“We refuse to relegate the victim to be a part of the backdrop. Very much like our model guidelines are rights-based, our sentence implications project and practice direction will be rights-based,” Sir Marston stressed.
The new Model Guidelines for Sexual Offence Cases in the Caribbean Region are overseen by the Judicial Reform and Institutional Strengthening (JURIST) project, which is funded by the Canadian government.
They are intended to provide internationally accepted best practices for the management of sexual offence cases. The guidelines also offer a rights-based approach to the treatment of complaints and vulnerable witnesses, including children, involved in sexual assault cases.
Canadian High Commissioner, Marie Legault, said the policy was timely as it set out to ensure that women have rights; stopped discrimination against them; and ensured that they all reached their full potential.
Ms. Legault lamented that the 2007 World Bank report indicated that in nine Caribbean countries, 48 per cent of girls indicated that their sexual initiation was forced or somewhat forced. “That is one in two girls. This is very serious [and] it demonstrates that there is still a lot of work to do,” she said.
However, the High Commissioner noted that Barbados’ justice system had put a number of responses in place. These responses include placing limits on defence attorneys to use sexual history of the victims to attack their credibility; judges no longer being required to warn the jury about relying on uncorroborated evidence of the victim; and all sexual assault cases involving children being held in private.
Ms. Legault pointed out that the Model Guidelines were based on internationally accepted best practices and the rights-based approach. These factors, she stated, would assist the judiciary to effectively respond to victims and encourage victims to give the best evidence in court.
“I hope guidelines will be adopted by all countries in the region and help the speedy adjudication of the system. I also hope they increase public confidence in the judicial system,” she said.
Chair of the Sexual Offences Advisory Committee, and the Caribbean Court of Justice’s lone female judge, Justice Maureen Rajnauth-Lee, said that with the correct application, the Model Guidelines would provide for the best evidence to be obtained in sexual offence cases while minimising any trauma on complainants and witnesses as a result of their participation in the adjudication process.
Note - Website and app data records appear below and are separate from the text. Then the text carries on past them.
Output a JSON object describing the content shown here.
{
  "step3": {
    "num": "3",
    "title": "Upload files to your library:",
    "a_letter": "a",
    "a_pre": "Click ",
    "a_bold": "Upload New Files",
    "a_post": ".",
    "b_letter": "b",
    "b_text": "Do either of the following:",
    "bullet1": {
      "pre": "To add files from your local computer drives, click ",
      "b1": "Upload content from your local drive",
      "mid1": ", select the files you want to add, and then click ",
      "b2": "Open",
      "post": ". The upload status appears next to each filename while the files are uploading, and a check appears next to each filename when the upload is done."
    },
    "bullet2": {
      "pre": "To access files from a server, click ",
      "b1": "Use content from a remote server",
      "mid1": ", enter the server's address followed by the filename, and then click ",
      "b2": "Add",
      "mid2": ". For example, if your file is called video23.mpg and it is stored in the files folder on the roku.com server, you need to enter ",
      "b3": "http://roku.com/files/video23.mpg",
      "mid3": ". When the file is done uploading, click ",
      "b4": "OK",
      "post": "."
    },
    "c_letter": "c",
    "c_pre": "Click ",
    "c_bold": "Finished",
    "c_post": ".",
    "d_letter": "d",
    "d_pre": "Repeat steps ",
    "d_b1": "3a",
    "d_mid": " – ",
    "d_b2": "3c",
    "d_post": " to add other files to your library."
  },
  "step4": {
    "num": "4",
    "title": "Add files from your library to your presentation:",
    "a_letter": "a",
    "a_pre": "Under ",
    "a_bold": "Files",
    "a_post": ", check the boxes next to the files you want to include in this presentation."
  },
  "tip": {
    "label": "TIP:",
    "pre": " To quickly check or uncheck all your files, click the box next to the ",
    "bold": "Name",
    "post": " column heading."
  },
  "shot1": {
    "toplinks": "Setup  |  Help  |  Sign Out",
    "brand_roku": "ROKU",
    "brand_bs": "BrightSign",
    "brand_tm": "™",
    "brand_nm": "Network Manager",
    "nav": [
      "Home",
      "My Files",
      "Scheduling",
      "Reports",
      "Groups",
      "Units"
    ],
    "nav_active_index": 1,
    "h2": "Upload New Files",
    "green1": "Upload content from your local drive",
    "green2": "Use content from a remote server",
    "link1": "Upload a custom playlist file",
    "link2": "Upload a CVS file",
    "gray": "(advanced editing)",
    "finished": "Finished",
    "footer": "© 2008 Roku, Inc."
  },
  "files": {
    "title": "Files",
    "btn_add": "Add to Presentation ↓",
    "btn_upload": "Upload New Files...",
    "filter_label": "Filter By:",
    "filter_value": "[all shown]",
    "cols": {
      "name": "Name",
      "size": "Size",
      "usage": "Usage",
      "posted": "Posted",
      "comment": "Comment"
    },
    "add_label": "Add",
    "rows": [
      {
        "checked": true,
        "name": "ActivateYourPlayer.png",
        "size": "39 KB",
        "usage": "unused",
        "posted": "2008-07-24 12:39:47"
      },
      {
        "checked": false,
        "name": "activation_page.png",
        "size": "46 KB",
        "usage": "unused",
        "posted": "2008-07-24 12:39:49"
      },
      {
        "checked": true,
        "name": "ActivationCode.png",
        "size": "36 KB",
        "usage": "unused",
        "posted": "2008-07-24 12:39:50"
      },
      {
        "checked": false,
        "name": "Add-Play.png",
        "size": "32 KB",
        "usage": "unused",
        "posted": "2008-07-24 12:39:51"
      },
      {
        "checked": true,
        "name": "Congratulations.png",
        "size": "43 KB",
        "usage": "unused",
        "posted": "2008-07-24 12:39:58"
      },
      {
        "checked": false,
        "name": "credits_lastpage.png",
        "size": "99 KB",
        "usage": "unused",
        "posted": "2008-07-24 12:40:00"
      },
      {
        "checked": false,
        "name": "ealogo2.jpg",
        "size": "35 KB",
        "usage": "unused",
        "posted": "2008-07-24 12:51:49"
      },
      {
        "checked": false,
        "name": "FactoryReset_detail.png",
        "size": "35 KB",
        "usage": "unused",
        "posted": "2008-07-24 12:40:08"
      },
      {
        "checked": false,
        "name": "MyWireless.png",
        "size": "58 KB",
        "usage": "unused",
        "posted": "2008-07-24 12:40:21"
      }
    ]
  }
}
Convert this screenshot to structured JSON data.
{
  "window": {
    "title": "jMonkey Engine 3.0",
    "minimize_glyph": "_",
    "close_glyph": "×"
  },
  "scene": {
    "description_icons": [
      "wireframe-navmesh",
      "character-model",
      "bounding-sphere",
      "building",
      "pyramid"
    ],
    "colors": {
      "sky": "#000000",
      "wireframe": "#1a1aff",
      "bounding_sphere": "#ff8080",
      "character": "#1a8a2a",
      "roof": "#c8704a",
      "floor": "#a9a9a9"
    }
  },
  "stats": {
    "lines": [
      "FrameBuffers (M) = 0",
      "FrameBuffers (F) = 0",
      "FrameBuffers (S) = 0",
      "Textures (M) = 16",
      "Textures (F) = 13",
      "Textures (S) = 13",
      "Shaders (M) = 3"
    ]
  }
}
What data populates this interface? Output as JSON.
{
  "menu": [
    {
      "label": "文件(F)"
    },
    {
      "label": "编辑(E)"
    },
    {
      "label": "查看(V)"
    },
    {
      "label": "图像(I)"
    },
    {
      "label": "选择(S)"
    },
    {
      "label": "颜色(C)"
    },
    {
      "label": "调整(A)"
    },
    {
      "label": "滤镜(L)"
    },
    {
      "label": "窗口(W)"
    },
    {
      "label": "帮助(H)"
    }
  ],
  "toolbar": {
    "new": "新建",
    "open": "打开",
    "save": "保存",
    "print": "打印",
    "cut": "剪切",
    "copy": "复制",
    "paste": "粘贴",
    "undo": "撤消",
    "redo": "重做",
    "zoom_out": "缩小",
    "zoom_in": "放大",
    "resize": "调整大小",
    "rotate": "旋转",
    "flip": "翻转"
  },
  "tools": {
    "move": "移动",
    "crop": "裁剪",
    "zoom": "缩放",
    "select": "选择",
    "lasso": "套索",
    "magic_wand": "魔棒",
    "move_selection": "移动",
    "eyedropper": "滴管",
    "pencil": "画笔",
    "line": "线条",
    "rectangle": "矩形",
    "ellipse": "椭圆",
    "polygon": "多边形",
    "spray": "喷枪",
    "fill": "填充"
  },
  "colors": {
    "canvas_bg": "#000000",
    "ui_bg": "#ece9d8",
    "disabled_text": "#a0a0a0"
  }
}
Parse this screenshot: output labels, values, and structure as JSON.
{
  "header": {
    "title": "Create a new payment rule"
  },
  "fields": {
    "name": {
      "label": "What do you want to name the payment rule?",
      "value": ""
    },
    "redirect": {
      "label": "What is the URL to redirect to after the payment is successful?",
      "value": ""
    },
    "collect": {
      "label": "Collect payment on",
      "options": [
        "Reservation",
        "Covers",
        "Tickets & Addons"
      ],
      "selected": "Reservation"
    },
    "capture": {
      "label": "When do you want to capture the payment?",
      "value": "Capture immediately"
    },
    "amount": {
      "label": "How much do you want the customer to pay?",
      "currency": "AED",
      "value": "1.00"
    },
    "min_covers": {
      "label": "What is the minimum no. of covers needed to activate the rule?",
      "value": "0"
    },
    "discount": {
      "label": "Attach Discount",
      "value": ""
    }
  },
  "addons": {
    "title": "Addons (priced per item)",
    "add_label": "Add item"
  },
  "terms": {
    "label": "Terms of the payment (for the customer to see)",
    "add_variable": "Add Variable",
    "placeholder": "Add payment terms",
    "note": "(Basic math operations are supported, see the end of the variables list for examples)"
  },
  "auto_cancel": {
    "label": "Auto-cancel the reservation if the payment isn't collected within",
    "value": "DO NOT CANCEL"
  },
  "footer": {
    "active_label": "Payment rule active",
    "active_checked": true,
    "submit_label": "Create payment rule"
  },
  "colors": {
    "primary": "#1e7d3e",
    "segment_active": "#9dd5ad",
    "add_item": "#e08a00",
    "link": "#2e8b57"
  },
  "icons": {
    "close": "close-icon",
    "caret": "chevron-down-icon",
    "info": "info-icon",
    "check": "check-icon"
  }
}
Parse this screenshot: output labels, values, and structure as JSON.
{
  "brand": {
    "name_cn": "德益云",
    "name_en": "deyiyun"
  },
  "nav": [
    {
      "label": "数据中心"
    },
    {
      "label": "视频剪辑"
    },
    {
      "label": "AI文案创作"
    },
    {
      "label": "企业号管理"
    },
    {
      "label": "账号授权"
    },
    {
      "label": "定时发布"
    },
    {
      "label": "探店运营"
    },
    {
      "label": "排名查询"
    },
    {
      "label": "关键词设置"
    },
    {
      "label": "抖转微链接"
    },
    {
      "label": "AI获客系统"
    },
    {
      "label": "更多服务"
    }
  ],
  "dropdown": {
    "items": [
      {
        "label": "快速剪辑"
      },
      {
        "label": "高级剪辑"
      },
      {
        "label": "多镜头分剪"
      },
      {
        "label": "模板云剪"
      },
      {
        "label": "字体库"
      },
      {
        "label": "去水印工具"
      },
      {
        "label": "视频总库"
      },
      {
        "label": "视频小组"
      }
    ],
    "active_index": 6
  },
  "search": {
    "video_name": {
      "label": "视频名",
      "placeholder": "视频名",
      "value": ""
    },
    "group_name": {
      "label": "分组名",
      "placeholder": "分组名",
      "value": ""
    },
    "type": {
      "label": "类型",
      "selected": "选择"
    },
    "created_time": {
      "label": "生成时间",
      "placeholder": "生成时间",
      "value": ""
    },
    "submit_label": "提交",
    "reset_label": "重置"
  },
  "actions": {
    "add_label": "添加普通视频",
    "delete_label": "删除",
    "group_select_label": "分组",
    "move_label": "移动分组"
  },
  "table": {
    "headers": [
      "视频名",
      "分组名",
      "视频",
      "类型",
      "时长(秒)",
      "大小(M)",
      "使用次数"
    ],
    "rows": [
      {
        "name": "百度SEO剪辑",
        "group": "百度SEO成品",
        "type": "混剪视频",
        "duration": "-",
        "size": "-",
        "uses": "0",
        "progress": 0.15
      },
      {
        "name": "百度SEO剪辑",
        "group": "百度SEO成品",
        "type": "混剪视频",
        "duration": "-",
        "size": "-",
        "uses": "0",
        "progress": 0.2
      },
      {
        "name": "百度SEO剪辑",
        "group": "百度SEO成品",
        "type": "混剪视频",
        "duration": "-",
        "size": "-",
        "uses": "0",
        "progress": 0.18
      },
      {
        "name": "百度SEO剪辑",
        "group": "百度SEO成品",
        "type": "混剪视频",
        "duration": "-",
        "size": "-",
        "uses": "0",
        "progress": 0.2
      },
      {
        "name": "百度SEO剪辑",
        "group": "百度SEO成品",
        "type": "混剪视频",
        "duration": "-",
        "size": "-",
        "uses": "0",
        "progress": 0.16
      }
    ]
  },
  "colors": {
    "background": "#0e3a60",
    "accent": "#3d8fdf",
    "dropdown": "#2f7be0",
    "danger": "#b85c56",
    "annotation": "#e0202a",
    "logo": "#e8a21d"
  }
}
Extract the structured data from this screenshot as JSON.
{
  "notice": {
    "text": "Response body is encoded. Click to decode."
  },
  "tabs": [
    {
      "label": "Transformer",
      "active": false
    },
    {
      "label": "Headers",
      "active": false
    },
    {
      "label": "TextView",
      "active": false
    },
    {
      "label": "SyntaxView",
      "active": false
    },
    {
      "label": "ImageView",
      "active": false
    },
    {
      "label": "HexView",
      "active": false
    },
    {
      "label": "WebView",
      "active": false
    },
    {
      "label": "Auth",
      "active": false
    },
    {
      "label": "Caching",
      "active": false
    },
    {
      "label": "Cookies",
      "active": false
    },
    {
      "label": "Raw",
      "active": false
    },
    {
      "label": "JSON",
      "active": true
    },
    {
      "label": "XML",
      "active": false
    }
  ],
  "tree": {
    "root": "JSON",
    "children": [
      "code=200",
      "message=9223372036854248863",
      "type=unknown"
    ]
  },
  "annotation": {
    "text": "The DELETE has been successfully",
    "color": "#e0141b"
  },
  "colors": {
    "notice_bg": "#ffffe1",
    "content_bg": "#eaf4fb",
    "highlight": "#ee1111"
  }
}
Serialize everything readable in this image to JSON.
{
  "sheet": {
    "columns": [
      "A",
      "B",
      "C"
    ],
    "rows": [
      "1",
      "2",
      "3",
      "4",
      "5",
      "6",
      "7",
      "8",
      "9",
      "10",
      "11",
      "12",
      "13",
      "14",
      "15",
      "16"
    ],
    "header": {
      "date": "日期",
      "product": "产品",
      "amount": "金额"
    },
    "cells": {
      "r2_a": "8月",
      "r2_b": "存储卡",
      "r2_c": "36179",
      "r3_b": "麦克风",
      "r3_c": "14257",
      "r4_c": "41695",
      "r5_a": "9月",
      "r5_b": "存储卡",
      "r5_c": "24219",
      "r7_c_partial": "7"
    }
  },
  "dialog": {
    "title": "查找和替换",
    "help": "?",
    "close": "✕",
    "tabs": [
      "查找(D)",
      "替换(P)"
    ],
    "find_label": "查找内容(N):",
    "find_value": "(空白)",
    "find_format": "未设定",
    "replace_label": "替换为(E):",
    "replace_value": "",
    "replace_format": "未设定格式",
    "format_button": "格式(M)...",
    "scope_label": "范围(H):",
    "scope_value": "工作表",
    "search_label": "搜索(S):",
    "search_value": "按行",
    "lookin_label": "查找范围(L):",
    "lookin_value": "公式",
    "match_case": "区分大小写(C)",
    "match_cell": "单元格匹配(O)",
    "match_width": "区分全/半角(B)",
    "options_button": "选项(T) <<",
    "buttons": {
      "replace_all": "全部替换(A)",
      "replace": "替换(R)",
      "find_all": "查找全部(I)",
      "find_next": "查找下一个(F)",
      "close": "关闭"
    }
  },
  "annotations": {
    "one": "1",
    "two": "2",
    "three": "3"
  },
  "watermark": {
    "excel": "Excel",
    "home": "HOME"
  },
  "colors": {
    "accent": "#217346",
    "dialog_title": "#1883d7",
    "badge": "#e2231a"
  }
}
Noting that the document was the product of the participation of over 200 persons and 15 months of intensive work, Justice Rajnauth-Lee added that the aim was to ensure that it was not only used by the justice sector but would facilitate radical change in how the region facilitated the management of sexual offences and, in particular, how we treat survivors.
This, she said, would be done through a four-prong approach, which involved the building of a skilled cadre of professionals, including judges, police officers and attorneys trained to handle sexual offence cases; the establishment of a sexual offences court; the operationalisation of the prescriptions set out in the model guidelines; and the development and implementation of a regional public relations campaign.
Project Director, JURIST Project, Dr. Penny Reedie; and Officer-in-Charge of the Bureau of Gender Affairs, Ministry of Social Care and Community Development, Nalita Gajadhar, also addressed the launch.